AIM OF THE EXERCISE >> Repeat every record below exactly, leaving out the pictures.

Element data from apps and pages >>
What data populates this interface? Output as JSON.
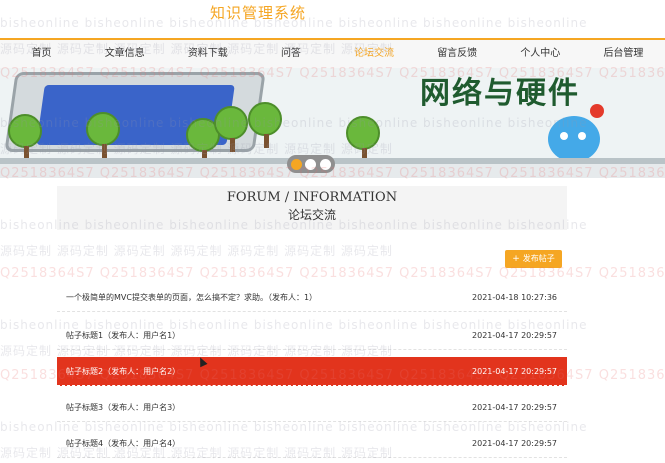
{
  "header": {
    "site_title": "知识管理系统"
  },
  "nav": {
    "items": [
      {
        "label": "首页"
      },
      {
        "label": "文章信息"
      },
      {
        "label": "资料下载"
      },
      {
        "label": "问答"
      },
      {
        "label": "论坛交流",
        "active": true
      },
      {
        "label": "留言反馈"
      },
      {
        "label": "个人中心"
      },
      {
        "label": "后台管理"
      }
    ]
  },
  "banner": {
    "slogan": "网络与硬件",
    "slider_dots": [
      {
        "active": true
      },
      {
        "active": false
      },
      {
        "active": false
      }
    ]
  },
  "section": {
    "title_en": "FORUM / INFORMATION",
    "title_cn": "论坛交流"
  },
  "actions": {
    "post_label": "发布帖子",
    "post_icon": "plus-icon"
  },
  "threads": [
    {
      "title": "一个极简单的MVC提交表单的页面，怎么搞不定？求助。（发布人：1）",
      "time": "2021-04-18 10:27:36",
      "highlight": false
    },
    {
      "title": "帖子标题1（发布人：用户名1）",
      "time": "2021-04-17 20:29:57",
      "highlight": false
    },
    {
      "title": "帖子标题2（发布人：用户名2）",
      "time": "2021-04-17 20:29:57",
      "highlight": true
    },
    {
      "title": "帖子标题3（发布人：用户名3）",
      "time": "2021-04-17 20:29:57",
      "highlight": false
    },
    {
      "title": "帖子标题4（发布人：用户名4）",
      "time": "2021-04-17 20:29:57",
      "highlight": false
    }
  ],
  "watermark": {
    "text_a": "bisheonline",
    "text_b": "源码定制",
    "text_qq": "Q2518364S7"
  },
  "colors": {
    "accent": "#f5a623",
    "highlight": "#e2341d",
    "nav_bg": "#f7f7f7"
  }
}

RESULT OF THIS TASK >>
What data populates this interface? Output as JSON.
{
  "header": {
    "site_title": "知识管理系统"
  },
  "nav": {
    "items": [
      {
        "label": "首页"
      },
      {
        "label": "文章信息"
      },
      {
        "label": "资料下载"
      },
      {
        "label": "问答"
      },
      {
        "label": "论坛交流",
        "active": true
      },
      {
        "label": "留言反馈"
      },
      {
        "label": "个人中心"
      },
      {
        "label": "后台管理"
      }
    ]
  },
  "banner": {
    "slogan": "网络与硬件",
    "slider_dots": [
      {
        "active": true
      },
      {
        "active": false
      },
      {
        "active": false
      }
    ]
  },
  "section": {
    "title_en": "FORUM / INFORMATION",
    "title_cn": "论坛交流"
  },
  "actions": {
    "post_label": "发布帖子",
    "post_icon": "plus-icon"
  },
  "threads": [
    {
      "title": "一个极简单的MVC提交表单的页面，怎么搞不定？求助。（发布人：1）",
      "time": "2021-04-18 10:27:36",
      "highlight": false
    },
    {
      "title": "帖子标题1（发布人：用户名1）",
      "time": "2021-04-17 20:29:57",
      "highlight": false
    },
    {
      "title": "帖子标题2（发布人：用户名2）",
      "time": "2021-04-17 20:29:57",
      "highlight": true
    },
    {
      "title": "帖子标题3（发布人：用户名3）",
      "time": "2021-04-17 20:29:57",
      "highlight": false
    },
    {
      "title": "帖子标题4（发布人：用户名4）",
      "time": "2021-04-17 20:29:57",
      "highlight": false
    }
  ],
  "watermark": {
    "text_a": "bisheonline",
    "text_b": "源码定制",
    "text_qq": "Q2518364S7"
  },
  "colors": {
    "accent": "#f5a623",
    "highlight": "#e2341d",
    "nav_bg": "#f7f7f7"
  }
}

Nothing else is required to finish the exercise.